An interesting – and typically angry – post on Devil’s Kitchen by the Filthy Smoker takes a hard look at the new ban on cigarette displays.
The extraordinary support for the Department of Health (DOH)’s recommendations can only be explained by looking at the “stakeholders” who got involved. Of the 96,000 responses, only a handful came from private individuals. The rest came from block-voting by state-funded pressure groups and charities.
…Sure enough, SmokeFree NorthWest – with 49,507 votes – is entirely funded by the DoH. Direct Movement by the Youth Smokefree Team – with 10,757 votes – is entirely funded by SmokeFree Liverpool who are entirely funded by the DoH). SmokeFree NorthEast – with 8,128 votes – is entirely funded by…yes, the DoH.
…If you’re on the gravy train, you get a voice. If you’re not, forget it. Not so much a public consultation as a public sector consulation.
It’s particularly interesting to see the breakdown of ASH’s (Action on Smoking and Health) income in its 2007 accounts:
Department of Health: Â£210,400
Wales Assembly Government: Â£110,000
Supporting charities: Â£185,228
Donations & legacies received: Â£11,143
As the Filthy Smoker puts it:
Incidentally, take another look at that last figure. That is the full amount that was voluntarily given to this ‘charity’ in a whole year. To give you a frame of reference, the Cat’s Protection League received over Â£30 million in private donations in the same year. The fucking Donkey Sanctuary was given over Â£20 million.
ASH – one of the most powerful charities in the UK – made eleven grand. If they were left to fend for themselves they wouldn’t have the money to rent an office. They would be hard pushed to send out a solitary press release, let alone change the law of the fucking land every five minutes.
He also points out that the “supporting charities” whose donations are nearly 18 times higher than those from the public are Cancer Research and the British Heart Foundation. Isn’t it a bit off for charities to donate their donations to *other* charities, no matter how much they have in common?
What’s interesting about this isn’t whether or not people support cigarette displays; it’s the process that’s led to the ban.

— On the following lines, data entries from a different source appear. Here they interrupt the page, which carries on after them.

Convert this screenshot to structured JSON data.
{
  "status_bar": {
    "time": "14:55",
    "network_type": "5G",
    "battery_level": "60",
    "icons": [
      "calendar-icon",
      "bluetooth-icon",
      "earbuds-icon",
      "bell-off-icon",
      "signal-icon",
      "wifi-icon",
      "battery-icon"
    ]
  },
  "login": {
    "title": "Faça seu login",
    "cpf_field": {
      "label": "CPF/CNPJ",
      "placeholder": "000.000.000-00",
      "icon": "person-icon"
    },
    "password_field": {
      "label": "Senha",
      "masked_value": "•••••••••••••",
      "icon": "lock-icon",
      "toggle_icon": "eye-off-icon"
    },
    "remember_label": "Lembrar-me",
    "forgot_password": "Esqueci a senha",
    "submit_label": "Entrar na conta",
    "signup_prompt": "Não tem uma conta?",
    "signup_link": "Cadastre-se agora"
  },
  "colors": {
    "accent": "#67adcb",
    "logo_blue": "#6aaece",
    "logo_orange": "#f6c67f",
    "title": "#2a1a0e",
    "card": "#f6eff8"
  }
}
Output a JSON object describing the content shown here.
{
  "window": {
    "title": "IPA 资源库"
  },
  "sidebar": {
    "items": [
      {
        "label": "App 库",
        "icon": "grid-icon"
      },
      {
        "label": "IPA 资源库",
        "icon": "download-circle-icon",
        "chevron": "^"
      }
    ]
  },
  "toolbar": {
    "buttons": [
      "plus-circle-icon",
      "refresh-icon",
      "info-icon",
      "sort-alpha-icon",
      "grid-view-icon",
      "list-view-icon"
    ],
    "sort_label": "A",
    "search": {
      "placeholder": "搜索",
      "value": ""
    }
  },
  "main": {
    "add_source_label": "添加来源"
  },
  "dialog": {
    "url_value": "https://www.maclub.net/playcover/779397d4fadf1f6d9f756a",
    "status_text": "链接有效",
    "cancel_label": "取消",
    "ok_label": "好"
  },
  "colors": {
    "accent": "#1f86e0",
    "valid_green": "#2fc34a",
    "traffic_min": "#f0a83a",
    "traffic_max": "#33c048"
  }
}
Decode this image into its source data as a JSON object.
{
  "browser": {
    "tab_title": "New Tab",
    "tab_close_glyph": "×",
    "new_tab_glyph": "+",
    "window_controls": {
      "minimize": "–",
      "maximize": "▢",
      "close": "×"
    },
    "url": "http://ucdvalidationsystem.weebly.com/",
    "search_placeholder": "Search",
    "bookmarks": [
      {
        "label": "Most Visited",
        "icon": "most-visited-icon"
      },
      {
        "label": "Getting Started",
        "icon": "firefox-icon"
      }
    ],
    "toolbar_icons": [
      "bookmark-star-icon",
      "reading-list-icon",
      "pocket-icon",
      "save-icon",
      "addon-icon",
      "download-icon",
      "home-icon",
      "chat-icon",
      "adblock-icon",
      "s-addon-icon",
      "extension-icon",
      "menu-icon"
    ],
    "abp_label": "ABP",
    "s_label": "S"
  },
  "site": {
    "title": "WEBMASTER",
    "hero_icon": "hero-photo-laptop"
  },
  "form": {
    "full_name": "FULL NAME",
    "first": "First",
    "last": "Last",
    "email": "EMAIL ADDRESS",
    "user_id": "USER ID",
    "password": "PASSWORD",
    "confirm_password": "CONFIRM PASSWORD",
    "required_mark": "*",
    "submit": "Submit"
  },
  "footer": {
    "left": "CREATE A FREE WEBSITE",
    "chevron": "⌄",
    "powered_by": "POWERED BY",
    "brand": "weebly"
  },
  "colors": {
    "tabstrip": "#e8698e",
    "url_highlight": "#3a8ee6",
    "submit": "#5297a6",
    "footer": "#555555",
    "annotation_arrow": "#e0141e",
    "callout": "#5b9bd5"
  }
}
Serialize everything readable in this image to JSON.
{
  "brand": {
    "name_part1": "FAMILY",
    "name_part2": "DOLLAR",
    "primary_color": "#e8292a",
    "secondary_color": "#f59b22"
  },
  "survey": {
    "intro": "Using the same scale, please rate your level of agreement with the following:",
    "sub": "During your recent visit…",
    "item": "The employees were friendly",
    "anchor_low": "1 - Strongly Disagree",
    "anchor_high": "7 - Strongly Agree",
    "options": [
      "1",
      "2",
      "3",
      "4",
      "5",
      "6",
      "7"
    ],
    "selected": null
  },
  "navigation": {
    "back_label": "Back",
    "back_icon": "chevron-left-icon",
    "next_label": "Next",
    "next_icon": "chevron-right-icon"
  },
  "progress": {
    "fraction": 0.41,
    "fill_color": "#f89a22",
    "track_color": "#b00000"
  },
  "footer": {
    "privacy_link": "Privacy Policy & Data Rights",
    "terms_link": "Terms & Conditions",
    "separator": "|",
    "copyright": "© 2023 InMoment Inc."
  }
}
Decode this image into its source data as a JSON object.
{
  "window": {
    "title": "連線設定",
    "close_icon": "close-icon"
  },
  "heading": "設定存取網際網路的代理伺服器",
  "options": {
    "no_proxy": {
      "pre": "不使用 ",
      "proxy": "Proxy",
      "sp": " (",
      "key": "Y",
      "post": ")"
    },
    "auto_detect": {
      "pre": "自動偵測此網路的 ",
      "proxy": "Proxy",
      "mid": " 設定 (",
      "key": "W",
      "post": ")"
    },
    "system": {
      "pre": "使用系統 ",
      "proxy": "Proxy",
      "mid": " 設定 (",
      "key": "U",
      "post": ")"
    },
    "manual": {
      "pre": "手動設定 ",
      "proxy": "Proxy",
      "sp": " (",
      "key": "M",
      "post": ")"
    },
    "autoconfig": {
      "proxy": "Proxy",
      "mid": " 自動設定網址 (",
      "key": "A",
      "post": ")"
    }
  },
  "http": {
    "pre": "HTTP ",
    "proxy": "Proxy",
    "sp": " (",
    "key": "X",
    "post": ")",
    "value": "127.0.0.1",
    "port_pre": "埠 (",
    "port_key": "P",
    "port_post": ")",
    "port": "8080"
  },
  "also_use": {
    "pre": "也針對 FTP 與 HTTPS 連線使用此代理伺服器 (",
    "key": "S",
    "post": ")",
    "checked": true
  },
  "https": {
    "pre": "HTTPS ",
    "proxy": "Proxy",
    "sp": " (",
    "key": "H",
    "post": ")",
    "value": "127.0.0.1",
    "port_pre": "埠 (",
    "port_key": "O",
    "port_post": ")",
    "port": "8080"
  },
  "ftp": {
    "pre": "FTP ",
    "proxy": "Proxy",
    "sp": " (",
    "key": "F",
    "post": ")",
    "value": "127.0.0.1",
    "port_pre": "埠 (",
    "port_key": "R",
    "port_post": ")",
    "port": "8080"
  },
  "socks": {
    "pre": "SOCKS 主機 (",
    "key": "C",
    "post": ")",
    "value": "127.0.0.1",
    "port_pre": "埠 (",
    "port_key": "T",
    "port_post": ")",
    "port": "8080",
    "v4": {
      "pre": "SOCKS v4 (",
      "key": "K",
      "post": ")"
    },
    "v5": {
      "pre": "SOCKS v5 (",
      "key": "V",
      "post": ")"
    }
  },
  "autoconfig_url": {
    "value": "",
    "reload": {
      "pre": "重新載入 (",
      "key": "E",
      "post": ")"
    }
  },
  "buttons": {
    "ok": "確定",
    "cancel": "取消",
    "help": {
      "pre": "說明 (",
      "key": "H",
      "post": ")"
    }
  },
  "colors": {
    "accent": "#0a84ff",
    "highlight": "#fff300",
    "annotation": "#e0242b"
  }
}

To paraphrase the description on Devil’s Kitchen:
* The DoH decides what it wants to do.
* The DoH runs a public consultation but doesn’t tell the public.
* The DoH does tell the DoH-funded pressure groups that support what it wants to do.
* The pressure groups respond in their thousands, supporting the DoH’s plans.
* The DoH gets the law it wants and can say with a straight face that the overwhelming majority of respondents support the law.
It’s like something Douglas Adams would have written, isn’t it?
If the filthy smoker is correct, and I have no reason to assume he isn’t, then something stinks much worse than cigarettes here.